__Task details__: Look through the data below. Pick out the lines holding the string "JSON".

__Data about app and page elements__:
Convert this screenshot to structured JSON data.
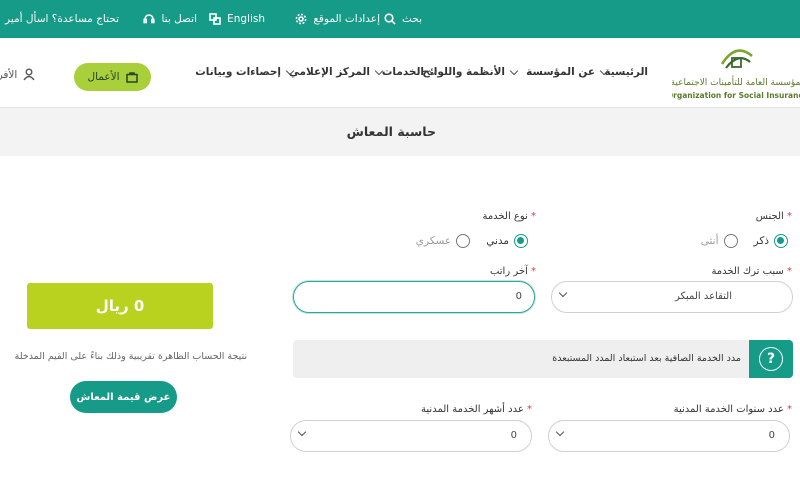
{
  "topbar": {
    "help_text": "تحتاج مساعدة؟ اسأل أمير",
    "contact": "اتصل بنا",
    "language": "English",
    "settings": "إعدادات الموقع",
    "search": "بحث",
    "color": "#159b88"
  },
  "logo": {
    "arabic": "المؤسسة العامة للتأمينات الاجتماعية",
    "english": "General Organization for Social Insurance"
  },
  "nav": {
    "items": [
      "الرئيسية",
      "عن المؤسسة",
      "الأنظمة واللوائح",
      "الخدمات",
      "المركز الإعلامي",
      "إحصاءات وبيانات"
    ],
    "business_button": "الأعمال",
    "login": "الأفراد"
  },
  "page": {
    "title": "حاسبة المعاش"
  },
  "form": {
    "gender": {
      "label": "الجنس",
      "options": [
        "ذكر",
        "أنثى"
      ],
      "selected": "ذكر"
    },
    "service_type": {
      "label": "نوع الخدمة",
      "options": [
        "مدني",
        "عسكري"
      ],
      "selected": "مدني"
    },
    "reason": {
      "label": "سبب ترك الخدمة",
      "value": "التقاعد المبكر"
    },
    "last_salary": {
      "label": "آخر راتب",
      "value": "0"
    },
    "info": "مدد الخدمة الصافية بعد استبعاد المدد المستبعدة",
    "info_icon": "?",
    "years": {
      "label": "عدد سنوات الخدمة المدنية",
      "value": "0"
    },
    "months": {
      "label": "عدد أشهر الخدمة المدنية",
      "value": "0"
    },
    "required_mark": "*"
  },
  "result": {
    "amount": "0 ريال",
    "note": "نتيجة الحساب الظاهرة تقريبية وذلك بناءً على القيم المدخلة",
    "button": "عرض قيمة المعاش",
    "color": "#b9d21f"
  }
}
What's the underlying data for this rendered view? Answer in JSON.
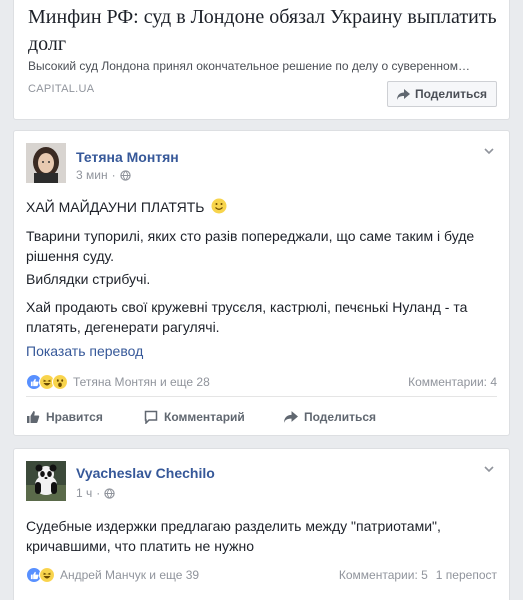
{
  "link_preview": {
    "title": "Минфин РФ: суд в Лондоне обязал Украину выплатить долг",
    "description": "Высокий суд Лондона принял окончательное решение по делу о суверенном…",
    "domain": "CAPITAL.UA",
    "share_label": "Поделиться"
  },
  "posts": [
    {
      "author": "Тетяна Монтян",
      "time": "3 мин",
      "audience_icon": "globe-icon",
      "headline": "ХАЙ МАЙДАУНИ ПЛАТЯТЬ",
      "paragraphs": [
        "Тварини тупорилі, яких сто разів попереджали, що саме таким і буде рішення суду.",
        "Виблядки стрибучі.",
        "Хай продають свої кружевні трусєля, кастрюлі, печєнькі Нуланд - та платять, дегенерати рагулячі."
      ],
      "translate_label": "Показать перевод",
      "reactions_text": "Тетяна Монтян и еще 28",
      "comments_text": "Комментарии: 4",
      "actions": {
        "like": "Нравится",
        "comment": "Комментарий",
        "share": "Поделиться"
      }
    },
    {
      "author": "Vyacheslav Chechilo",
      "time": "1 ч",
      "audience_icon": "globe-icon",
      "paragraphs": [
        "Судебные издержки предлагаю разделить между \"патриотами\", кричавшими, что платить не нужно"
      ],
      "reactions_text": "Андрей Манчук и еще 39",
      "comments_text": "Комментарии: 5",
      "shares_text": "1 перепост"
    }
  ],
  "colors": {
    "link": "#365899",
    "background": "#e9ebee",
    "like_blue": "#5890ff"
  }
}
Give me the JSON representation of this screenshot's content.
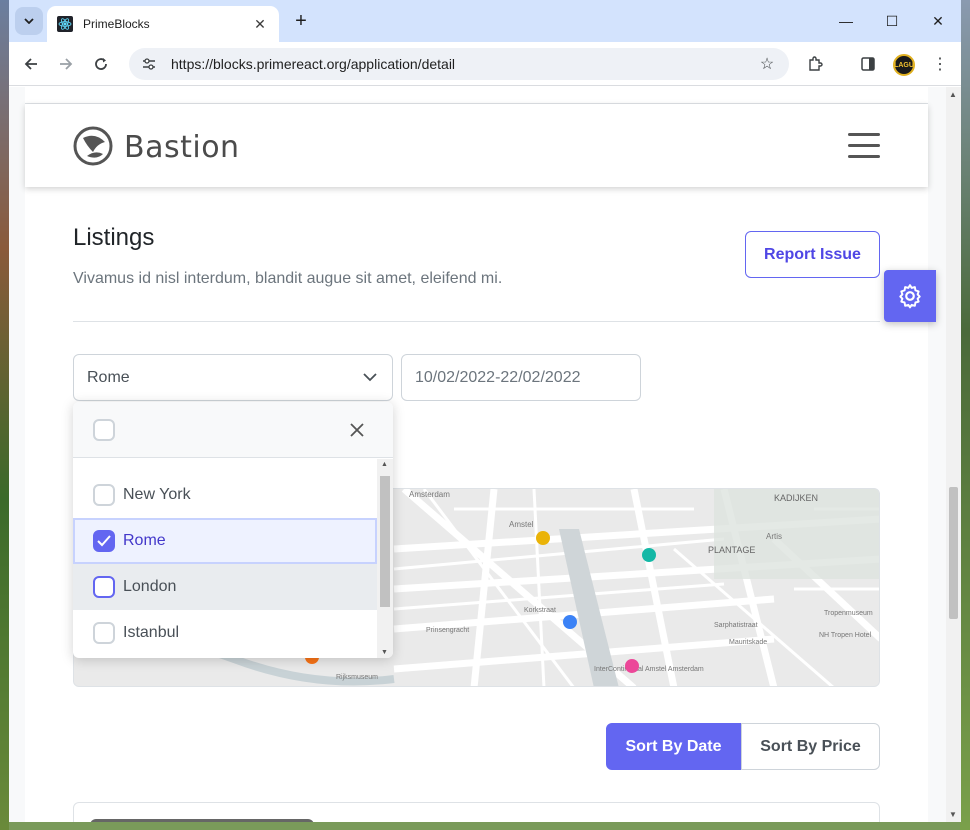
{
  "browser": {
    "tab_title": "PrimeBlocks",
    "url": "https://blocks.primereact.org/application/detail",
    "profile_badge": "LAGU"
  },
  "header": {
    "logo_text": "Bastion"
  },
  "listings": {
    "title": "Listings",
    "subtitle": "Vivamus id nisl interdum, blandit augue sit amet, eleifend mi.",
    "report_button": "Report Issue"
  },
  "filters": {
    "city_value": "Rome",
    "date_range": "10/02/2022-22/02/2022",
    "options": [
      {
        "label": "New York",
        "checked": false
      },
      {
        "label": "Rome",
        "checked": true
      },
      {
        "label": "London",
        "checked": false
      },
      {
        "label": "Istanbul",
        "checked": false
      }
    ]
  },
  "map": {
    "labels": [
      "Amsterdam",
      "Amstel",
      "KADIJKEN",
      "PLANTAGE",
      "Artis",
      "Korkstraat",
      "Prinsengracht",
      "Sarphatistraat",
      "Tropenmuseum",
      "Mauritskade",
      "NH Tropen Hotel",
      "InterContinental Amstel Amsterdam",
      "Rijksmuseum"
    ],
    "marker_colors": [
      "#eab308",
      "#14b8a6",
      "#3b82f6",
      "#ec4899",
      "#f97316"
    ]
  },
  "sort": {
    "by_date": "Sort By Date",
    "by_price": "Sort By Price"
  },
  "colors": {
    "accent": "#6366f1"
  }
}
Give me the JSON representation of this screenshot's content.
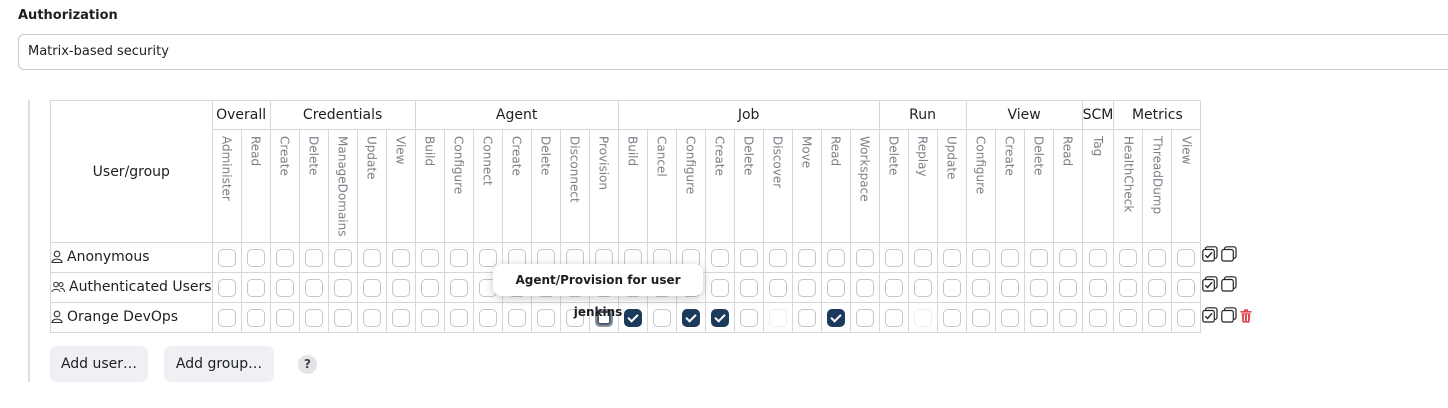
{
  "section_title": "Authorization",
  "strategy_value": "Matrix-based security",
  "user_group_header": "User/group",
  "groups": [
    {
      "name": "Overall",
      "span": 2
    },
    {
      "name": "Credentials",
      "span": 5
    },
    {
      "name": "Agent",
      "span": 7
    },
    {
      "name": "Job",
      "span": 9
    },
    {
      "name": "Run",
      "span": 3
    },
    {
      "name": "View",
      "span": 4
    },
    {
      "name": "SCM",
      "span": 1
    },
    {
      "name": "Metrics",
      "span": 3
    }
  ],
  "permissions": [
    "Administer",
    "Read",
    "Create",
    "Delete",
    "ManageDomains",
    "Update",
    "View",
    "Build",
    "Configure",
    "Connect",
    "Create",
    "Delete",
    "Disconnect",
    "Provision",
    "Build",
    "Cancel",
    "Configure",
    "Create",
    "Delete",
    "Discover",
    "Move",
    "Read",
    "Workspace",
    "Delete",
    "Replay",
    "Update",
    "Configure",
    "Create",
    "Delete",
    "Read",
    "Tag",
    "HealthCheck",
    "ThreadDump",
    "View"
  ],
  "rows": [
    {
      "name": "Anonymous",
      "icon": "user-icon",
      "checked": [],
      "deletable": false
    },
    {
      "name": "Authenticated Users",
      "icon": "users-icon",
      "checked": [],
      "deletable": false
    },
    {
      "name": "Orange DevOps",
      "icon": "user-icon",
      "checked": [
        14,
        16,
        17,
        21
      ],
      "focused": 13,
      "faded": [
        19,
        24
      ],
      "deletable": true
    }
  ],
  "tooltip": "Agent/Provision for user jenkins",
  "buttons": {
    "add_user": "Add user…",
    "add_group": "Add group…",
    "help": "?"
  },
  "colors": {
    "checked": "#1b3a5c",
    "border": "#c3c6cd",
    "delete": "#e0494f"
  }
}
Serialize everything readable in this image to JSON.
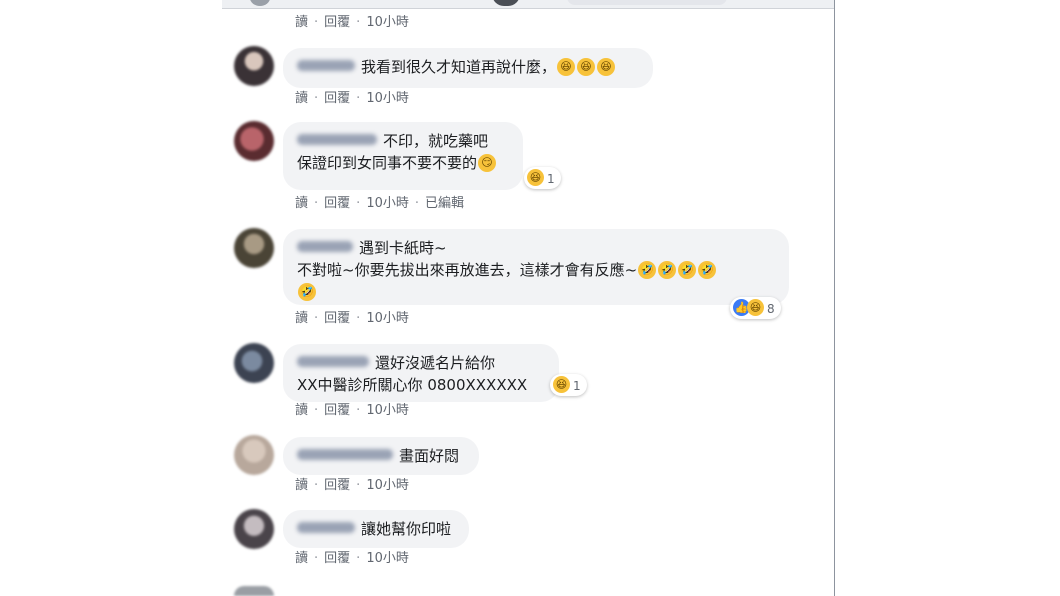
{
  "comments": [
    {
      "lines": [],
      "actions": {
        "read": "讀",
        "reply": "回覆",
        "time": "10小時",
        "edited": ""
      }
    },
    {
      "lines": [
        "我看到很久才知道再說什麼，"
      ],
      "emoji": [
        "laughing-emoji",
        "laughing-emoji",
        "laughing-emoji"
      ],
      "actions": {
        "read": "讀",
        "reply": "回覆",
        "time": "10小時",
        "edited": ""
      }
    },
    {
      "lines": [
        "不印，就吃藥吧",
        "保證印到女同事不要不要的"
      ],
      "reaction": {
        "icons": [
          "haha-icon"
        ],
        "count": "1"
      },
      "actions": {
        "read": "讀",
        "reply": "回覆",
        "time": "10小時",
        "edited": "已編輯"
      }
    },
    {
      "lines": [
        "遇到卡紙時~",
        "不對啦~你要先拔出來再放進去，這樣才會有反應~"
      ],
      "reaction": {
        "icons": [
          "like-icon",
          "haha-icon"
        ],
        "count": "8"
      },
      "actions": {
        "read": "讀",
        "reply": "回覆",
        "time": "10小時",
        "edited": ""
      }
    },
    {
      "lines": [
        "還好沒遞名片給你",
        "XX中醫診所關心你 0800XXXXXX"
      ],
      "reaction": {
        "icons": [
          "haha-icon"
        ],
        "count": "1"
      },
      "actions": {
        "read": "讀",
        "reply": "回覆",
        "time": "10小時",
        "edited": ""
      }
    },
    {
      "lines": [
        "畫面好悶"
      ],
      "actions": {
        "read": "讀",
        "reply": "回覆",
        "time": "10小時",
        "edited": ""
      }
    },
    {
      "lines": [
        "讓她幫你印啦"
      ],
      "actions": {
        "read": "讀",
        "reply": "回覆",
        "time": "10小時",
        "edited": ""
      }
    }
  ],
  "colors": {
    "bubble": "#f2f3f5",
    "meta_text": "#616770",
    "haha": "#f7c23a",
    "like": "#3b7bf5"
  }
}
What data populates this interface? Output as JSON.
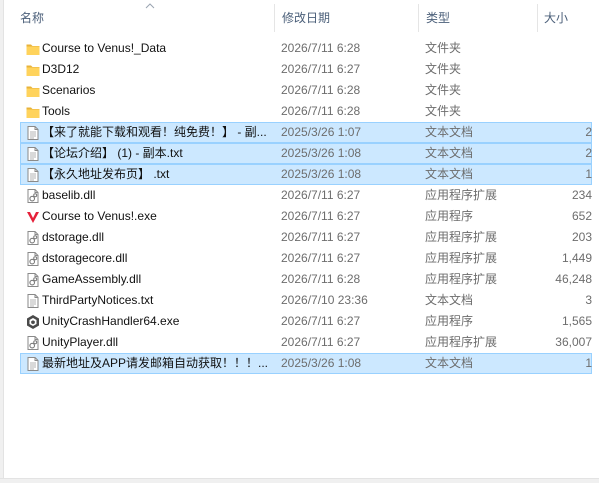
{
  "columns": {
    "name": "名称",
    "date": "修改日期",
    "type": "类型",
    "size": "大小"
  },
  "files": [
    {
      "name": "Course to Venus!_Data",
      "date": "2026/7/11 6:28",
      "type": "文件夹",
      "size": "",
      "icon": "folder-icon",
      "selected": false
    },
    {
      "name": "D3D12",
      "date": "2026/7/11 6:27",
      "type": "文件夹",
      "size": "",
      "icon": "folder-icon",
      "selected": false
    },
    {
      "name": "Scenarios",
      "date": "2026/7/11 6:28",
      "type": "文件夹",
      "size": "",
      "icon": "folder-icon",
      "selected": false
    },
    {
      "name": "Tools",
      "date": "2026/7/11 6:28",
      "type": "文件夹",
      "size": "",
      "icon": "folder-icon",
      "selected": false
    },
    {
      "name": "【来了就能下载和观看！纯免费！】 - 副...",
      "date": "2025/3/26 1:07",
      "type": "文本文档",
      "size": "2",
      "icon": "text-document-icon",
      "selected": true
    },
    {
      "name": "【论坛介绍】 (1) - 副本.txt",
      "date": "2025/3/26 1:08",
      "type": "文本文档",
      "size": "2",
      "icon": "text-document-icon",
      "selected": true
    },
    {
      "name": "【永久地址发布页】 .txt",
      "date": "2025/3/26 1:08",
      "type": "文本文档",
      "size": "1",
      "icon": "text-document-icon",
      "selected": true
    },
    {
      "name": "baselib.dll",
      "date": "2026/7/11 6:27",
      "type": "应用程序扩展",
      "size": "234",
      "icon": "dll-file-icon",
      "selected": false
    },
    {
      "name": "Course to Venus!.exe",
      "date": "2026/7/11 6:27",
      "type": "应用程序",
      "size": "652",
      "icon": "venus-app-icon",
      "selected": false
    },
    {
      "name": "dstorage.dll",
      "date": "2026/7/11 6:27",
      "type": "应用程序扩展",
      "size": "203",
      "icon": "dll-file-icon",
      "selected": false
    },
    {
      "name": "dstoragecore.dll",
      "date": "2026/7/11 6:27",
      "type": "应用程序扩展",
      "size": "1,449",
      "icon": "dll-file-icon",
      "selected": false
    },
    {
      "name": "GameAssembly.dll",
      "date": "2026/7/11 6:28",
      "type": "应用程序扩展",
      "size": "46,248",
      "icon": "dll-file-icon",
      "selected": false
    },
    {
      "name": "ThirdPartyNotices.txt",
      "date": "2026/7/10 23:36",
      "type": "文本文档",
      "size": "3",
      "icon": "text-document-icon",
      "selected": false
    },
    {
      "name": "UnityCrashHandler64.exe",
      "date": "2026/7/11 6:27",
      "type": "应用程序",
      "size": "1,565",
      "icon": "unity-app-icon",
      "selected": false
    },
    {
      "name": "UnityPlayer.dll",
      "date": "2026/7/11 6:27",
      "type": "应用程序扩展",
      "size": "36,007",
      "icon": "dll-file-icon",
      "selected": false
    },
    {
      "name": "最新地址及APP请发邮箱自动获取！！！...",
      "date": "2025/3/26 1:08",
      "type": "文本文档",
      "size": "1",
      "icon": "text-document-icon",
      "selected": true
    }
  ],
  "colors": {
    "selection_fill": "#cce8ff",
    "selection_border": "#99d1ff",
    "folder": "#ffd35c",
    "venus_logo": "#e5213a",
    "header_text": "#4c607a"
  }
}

__Task answer__:
Convert this screenshot to structured JSON data.
What's the underlying data for this rendered view? Answer in JSON.
Give me the JSON representation of this screenshot's content.
Give me the JSON representation of this screenshot's content.
Serialize everything readable in this image to JSON.
What data populates this interface? Output as JSON.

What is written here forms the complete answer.